To be sure, the retail environment has not been kind to everyone. According to Retail Drive, 16 major bankruptcies have led to more than 7,000 stores closing nationally this year, which is a record number of annual closings. However, Denver retail has proven to be resilient with e-commerce resistant tenants such as restaurants, fitness and entertainment leading the way to back-filling vacancy and creating new construction. We also are likely to benefit from a refocus back to physical retail stores by e-commerce players. Early reactions to e-commerce pit it against physical stores; however, a new study from ICSC shows that offering both online and physical store options boost overall sales for retailers. Additionally, since nine out of 10 retail dollars spent today are in physical stores, these bricks-and-mortar locations increase online traffic and brand awareness dubbed the “halo effect.” In the study, customers who shopped first at a store and then went to that retailer’s website within 15 days ended up increasing their spending by an average of 167%.
Although Denver’s retail environment will continue to evolve, it has remained strong. By showing discipline in times of uncertainly, it has continued to thrive even through the “retail apocalypse.” Physical stores will continue to play in vital role in how people shop, and Denver’s robust economy will provide the purchasing power for a healthy environment. Even if there is a national decline, Denver will outperform its peers. Looking forward, the thing that will have the greatest impact on the health of Denver’s retail real estate environment is its interaction with the public sector.
With consumer and retailer trends reshaping how people shop and generate tax revenue, municipalities and the private sector need to respond in partnership to ensure a positive outlook for the retail industry. Local governments that proactively update land development policy, including zoning and development standards to allow for more creative and mixed uses of traditional retail centers, will be better poised to attract investment from innovative owners. Furthermore, the local governments that reinforce a community’s vision for retail activity and placemaking through aligned public improvements and economic development, such as integrated open space and multimodal transportation infrastructure, will competitively position themselves for transformational redevelopment. Overall, the removal of investment barriers and mitigation of investment risk will foster an environment that can attract the types of retail activity more resilient to changing consumer and retailer behavior.
One trending economic development tool that mitigates development risk is the opportunity zones program.

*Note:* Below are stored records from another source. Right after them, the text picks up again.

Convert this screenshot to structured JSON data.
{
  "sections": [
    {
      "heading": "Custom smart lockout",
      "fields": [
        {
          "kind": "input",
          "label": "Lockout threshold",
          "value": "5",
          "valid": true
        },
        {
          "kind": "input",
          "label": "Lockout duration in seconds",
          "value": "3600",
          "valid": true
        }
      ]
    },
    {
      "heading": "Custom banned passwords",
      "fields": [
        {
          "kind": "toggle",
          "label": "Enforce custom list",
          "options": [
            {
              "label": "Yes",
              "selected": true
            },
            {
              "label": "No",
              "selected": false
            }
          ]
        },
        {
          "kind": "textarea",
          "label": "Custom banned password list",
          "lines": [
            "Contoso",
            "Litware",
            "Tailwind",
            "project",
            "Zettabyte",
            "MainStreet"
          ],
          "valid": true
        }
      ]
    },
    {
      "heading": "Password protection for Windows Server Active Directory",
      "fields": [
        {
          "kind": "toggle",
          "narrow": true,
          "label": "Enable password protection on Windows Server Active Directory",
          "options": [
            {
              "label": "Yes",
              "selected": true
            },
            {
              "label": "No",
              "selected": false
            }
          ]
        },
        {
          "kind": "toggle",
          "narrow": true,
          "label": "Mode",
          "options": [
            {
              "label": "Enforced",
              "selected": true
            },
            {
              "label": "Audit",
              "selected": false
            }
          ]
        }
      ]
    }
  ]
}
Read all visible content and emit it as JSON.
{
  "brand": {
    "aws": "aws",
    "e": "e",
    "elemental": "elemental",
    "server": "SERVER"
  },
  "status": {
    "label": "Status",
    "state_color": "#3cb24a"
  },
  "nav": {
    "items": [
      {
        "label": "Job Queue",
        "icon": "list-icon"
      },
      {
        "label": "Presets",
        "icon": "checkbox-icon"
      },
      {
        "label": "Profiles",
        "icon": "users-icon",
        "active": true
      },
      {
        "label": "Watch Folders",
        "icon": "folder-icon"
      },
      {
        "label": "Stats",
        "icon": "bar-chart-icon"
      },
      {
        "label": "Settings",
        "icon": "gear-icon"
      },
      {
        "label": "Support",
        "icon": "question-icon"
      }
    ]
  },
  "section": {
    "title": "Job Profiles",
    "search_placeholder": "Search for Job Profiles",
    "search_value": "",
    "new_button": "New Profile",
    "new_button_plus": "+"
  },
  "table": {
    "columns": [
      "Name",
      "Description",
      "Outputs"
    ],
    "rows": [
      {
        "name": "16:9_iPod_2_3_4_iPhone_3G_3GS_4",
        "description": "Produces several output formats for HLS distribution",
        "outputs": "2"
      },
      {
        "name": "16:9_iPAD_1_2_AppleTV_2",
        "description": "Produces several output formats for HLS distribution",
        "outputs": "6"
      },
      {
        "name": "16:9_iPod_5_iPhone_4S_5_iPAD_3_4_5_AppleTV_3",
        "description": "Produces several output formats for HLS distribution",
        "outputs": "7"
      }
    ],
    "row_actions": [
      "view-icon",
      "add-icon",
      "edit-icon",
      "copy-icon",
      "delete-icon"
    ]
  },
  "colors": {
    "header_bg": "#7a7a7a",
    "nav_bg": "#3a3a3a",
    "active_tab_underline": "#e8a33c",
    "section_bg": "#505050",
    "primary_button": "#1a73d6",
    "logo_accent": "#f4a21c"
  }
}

The program allows investors to place eligible capital gains into qualified opportunity funds, which when directed into specific economically distressed areas, or qualified OZs, yield significant tax benefits. Properties inside OZs can now access an entirely new and lucrative source of capital, which may help drive redevelopment efforts in existing, tired shopping centers, and new projects in higher-risk markets. With a wide breadth of eligible types of OZ projects and businesses, the program can encourage the mixed-use placemaking that will foster sustainable retail activity. For more information on opportunity zones, visit https://www.irs.gov/newsroom/opportunity-zones-frequently-asked-questions#qof.